UNLV could be without starting running back Tim Cornett. Cornett, who has rushed for 139 yards over the last three seasons against the Pack, is UNLV’s all-time leading rusher with 3,158 yards. The 6-foot, 210-pound senior, who has rushed for 709 yards and nine touchdowns this year, injured his right knee in a 38-14 loss at Fresno State last Saturday.
If Cornett is unavailable on Saturday, Shaquille Murray-Lawrence, who has 359 yards and two touchdowns this year on just 37 carries, is expected to get the bulk of the carries.
“Without him, they become a little bit faster,” Polian said. “Cornett is going to pound you downhill. Lawrence is the speed guy. But that doesn’t matter. We learned last week that when you knock out the starter the other guys is just as good.”
Boise State starting quarterback Joe Southwick broke an ankle on the Broncos’ first play last week against the Pack. He was replaced by Grant Hedrick, who rushed for 115 yards and two touchdowns and passed for 150 yards in a 34-17 win over the Pack.
“We need to work on tackling,” Polian said. “That is not an earth-shattering secret. You know, you can talk about playing with emotion this week all you want. But you also have to play smart football.”
Wolf Pack defensive tackle Jack Reynoso, who joined the Wolf Pack in 2009, said “this is the best Rebels team I’ve played.”
Hauck, now in his fourth season as Rebels head coach, agrees.
“It’s our best team, for sure,” Hauck said. “We have a good, solid football team.”
Rebels’ quarterback Caleb Herring will be hoping for a little revenge on Saturday. The 6-3, 200-pound Herring endured the worst game of his career two years ago at Mackay Stadium, completing just 1-of-14 passes for eight yards and getting sacked five times in a 37-0 loss to the Pack.
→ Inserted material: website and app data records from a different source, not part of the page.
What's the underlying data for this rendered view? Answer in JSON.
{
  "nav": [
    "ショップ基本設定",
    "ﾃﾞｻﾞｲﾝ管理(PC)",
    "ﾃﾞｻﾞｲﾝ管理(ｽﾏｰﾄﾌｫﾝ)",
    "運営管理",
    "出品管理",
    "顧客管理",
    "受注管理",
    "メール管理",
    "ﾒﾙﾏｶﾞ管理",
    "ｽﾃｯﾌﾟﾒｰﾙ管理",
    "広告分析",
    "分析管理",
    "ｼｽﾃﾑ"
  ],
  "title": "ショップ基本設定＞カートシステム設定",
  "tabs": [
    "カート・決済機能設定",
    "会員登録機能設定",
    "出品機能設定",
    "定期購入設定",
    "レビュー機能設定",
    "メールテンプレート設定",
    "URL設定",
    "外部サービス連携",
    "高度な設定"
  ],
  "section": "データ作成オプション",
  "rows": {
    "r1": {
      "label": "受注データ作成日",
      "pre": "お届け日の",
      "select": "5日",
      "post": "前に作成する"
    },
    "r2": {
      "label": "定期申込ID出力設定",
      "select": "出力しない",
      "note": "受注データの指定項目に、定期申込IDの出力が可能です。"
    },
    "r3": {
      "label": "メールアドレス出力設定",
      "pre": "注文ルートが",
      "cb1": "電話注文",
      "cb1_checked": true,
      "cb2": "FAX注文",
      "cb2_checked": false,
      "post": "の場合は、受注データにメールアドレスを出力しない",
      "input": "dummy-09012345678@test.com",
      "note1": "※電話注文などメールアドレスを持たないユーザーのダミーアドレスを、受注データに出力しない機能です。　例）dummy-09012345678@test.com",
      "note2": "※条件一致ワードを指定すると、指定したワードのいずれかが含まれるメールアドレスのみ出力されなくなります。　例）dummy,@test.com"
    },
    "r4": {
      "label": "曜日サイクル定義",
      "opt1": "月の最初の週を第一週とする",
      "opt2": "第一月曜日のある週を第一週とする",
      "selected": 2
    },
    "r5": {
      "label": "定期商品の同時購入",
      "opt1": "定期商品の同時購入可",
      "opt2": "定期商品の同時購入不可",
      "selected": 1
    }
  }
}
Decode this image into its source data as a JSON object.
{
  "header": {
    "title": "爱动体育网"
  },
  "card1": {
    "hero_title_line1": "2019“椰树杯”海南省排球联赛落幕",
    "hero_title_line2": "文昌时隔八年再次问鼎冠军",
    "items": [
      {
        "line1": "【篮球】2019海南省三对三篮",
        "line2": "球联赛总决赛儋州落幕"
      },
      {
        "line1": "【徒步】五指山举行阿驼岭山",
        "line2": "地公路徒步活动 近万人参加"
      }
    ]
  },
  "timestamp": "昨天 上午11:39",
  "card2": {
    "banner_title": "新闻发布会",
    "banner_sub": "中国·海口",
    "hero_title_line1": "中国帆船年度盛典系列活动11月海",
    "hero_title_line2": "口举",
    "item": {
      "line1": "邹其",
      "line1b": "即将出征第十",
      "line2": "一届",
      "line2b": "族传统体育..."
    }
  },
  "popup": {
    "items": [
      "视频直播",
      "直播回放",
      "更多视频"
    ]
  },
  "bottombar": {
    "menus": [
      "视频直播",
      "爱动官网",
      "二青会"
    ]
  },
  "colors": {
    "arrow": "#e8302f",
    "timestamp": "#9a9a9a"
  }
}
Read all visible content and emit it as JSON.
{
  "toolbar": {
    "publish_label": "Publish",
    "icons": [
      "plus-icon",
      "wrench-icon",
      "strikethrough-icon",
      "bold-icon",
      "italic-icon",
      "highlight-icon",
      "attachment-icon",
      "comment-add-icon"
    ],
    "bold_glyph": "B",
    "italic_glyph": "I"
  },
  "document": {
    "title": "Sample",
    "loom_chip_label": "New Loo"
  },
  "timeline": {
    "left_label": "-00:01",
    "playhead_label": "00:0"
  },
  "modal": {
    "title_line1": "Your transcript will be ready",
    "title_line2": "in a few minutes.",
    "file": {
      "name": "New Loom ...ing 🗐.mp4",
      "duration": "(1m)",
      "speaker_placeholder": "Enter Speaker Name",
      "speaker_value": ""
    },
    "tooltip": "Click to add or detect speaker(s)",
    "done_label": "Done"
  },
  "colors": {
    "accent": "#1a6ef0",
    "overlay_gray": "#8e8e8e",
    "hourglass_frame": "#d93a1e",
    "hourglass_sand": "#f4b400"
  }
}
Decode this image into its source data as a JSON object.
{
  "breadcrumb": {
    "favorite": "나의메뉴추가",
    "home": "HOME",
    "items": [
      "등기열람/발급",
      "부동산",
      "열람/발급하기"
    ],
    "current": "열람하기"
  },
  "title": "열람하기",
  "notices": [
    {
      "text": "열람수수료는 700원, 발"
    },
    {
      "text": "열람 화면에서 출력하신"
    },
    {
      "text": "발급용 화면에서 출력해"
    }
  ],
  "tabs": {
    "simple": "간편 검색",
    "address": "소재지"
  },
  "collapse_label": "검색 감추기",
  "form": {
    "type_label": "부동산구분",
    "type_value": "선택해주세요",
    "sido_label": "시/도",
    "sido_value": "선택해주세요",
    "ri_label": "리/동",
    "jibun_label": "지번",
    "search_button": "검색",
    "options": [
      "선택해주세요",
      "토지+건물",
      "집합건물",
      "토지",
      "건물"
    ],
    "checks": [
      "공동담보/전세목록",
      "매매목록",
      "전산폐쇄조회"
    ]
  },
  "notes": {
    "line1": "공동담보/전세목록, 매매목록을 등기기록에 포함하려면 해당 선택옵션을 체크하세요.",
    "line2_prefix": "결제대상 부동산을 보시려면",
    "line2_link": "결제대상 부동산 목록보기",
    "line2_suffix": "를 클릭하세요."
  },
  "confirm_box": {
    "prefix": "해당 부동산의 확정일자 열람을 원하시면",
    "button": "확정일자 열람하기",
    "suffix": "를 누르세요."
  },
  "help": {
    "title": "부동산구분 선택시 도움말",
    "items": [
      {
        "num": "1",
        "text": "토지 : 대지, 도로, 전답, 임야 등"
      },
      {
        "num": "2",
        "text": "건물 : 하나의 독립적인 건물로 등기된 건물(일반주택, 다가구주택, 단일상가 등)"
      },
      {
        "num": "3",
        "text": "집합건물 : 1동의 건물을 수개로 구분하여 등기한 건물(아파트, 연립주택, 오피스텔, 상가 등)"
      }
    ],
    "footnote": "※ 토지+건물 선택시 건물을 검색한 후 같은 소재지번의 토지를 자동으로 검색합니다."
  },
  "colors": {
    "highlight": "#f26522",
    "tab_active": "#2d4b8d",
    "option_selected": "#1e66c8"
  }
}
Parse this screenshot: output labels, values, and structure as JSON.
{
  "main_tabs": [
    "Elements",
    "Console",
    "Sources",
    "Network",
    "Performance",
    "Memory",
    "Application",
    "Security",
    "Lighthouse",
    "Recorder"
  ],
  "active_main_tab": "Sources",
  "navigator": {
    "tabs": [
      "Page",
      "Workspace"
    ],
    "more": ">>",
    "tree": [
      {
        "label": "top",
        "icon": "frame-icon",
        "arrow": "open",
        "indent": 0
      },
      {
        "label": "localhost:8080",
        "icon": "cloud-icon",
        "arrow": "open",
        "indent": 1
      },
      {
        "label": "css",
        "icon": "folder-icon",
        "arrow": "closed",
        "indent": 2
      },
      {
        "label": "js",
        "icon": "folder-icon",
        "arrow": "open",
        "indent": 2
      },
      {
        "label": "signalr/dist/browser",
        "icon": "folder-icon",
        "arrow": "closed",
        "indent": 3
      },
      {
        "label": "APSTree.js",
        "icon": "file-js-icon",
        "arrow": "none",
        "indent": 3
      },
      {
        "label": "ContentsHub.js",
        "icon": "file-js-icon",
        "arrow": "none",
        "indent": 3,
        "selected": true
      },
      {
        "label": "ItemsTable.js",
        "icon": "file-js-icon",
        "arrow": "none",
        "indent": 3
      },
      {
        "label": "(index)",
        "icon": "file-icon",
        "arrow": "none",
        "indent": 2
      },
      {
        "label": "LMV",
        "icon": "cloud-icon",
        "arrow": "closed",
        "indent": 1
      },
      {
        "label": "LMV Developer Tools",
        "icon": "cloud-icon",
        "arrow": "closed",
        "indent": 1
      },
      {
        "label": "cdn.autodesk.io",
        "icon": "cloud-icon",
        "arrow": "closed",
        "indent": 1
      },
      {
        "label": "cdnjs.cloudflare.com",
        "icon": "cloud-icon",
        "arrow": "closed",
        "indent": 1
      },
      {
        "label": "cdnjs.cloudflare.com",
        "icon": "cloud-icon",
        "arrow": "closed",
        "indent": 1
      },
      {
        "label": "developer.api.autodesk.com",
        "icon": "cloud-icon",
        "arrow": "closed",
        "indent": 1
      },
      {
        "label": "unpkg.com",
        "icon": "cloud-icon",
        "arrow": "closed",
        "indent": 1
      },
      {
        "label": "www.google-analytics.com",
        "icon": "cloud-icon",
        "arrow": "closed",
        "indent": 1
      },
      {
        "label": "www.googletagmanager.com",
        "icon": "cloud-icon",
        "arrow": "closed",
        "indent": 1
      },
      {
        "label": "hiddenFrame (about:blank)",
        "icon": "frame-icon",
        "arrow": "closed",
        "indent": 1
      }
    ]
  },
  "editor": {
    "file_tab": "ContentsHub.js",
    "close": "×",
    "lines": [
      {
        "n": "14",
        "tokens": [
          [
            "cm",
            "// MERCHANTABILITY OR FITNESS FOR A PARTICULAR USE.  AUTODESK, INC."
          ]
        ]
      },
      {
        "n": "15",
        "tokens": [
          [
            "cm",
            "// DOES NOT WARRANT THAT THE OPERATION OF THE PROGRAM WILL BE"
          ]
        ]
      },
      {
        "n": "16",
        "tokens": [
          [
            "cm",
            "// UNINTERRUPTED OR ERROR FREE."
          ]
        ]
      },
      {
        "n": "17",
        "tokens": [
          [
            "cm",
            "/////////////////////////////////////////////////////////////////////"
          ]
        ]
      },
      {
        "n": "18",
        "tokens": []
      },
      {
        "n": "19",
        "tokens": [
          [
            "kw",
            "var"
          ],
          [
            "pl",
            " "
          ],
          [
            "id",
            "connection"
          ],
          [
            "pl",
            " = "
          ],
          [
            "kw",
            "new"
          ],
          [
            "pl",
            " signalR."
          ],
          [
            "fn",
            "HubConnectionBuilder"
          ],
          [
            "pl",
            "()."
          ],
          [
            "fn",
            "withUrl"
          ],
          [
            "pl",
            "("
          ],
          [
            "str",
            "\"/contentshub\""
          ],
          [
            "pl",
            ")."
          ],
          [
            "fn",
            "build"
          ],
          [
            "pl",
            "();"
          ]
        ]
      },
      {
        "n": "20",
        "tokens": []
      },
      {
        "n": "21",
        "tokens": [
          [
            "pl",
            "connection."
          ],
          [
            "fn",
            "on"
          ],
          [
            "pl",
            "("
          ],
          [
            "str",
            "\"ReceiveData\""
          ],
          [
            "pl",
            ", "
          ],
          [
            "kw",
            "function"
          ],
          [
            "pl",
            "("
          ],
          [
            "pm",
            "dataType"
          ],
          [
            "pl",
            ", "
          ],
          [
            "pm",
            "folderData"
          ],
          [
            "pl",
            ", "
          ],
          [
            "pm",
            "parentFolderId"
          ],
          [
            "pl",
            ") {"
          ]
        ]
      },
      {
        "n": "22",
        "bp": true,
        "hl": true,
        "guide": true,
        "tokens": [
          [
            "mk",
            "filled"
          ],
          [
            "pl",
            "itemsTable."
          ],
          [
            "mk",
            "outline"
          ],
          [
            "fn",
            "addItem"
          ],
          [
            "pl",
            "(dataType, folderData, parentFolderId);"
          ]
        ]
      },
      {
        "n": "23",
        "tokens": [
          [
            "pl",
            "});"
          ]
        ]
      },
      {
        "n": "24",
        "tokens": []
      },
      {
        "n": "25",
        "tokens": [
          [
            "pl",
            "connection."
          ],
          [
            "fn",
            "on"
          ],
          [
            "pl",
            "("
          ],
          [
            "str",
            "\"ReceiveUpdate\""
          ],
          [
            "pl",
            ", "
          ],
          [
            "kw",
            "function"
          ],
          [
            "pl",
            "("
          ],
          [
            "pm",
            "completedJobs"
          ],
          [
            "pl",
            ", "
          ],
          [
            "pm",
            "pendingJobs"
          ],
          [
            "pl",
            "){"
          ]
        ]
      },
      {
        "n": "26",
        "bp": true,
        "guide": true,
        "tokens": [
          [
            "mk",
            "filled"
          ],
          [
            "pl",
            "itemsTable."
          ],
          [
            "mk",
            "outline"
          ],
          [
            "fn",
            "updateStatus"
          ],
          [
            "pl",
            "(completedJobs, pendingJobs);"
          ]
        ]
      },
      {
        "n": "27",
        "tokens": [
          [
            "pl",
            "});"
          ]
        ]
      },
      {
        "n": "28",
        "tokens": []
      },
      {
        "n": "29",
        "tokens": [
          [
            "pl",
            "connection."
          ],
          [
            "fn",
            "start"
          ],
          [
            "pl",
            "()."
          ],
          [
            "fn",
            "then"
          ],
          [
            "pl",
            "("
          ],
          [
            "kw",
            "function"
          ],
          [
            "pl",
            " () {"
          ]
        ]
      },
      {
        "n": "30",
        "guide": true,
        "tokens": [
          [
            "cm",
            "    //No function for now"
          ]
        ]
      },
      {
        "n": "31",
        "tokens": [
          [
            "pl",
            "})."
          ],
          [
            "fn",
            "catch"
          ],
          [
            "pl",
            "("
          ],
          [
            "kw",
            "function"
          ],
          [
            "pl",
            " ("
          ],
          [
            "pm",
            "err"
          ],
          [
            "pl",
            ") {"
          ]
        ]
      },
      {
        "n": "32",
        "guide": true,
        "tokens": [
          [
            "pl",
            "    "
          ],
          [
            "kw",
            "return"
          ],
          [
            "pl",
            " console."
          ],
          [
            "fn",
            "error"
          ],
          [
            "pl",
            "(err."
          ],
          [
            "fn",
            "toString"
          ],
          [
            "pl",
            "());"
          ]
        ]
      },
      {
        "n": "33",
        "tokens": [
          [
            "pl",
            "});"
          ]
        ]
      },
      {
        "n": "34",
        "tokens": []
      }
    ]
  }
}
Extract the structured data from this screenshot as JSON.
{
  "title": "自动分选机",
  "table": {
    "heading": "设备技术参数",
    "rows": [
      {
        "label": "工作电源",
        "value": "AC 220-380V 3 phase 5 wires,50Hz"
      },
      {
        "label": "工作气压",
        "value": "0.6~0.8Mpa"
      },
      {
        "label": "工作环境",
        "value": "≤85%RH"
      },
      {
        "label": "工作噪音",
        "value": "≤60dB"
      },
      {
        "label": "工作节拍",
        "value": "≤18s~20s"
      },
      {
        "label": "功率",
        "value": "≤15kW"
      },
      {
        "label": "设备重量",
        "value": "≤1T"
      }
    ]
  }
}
“He is a much better quarterback now,” Polian said.
Herring has passed for 1,259 yards and 10 touchdowns with just one interception this year.
“He was definitely not as good (in 2011) as he is now,” said Reynoso, who had two of the Pack’s five sacks on Herring two years ago.
Reynoso said he expects the Rebels to come to Mackay determined to end their long losing streak in the rivalry.
“I can imagine they will be fired up,” Reynoso said. “But we’ll be fired up, too.”
Polian is hoping to become just the fourth Wolf Pack head coach after Scattini (1969), Horton (1993) and Tisdel (1996) to win his first game against UNLV. Ault, oddly enough, lost his first game against UNLV in all three of his different eras as Pack coach (in 1976, 1994 and 2004). Ault, though, did leave the Wolf Pack having won his last eight cannon battles.
“We (the current coaching staff) didn’t carry the burden of all those losses to Boise State and we can’t take credit for the eight straight wins against UNLV because we weren’t here,” Polian said. “But that being said, I do feel the pressure. The cannon’s been here for eight years. That’s pressure. But that’s OK. That’s what makes it fun.”